Supplied records
--------------------------------------------------

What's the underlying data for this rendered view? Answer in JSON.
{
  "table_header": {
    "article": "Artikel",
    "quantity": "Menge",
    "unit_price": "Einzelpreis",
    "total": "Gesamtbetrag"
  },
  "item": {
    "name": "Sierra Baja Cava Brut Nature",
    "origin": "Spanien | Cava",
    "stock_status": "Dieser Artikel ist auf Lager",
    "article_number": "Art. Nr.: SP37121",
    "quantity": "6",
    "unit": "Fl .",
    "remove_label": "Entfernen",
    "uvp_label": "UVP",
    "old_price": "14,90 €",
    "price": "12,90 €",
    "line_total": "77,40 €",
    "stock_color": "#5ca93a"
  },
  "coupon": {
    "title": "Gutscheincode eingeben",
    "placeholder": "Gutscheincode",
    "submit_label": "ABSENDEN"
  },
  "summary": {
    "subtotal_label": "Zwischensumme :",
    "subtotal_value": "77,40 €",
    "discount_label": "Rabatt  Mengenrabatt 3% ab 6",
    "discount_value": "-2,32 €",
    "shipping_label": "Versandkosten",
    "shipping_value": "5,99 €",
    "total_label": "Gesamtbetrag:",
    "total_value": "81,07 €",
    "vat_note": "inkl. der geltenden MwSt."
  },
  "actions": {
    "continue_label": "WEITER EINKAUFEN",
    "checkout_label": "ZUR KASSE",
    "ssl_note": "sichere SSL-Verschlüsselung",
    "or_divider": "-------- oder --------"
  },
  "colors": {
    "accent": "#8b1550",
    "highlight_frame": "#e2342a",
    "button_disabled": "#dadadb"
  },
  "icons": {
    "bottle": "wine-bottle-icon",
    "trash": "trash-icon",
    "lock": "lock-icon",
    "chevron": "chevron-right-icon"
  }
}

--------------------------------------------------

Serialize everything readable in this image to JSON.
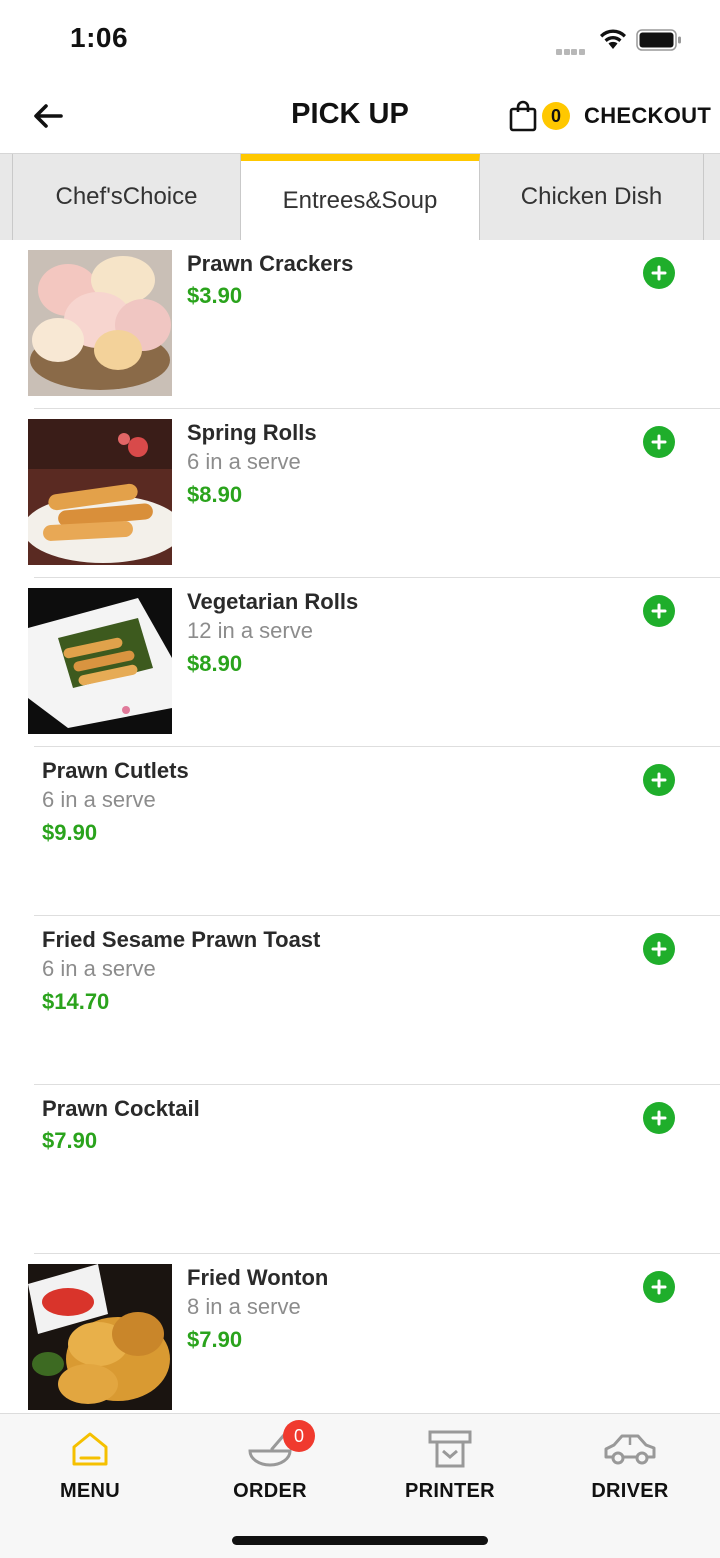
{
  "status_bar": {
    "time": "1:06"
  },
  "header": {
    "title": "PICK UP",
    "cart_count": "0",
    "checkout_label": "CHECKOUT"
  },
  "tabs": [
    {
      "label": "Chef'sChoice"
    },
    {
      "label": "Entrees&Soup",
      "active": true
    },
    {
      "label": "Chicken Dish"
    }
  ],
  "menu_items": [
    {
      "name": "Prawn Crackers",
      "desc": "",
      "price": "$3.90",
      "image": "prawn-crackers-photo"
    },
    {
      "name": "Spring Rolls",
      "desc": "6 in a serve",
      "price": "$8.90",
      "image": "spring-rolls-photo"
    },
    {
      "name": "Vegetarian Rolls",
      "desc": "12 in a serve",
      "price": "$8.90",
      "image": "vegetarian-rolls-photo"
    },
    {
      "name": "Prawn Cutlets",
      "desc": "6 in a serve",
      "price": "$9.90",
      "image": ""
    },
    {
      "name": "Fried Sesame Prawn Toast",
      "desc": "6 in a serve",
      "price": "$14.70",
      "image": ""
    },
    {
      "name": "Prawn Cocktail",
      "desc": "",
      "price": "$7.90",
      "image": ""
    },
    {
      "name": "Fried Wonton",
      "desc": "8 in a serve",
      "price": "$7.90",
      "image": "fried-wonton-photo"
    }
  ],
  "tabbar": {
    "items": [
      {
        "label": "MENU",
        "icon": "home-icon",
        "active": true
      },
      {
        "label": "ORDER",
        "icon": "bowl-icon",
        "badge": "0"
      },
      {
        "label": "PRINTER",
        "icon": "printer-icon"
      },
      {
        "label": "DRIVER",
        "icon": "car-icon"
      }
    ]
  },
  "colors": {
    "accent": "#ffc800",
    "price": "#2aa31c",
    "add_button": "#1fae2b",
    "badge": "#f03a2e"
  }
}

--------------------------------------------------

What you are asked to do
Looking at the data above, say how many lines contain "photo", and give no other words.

Your response
4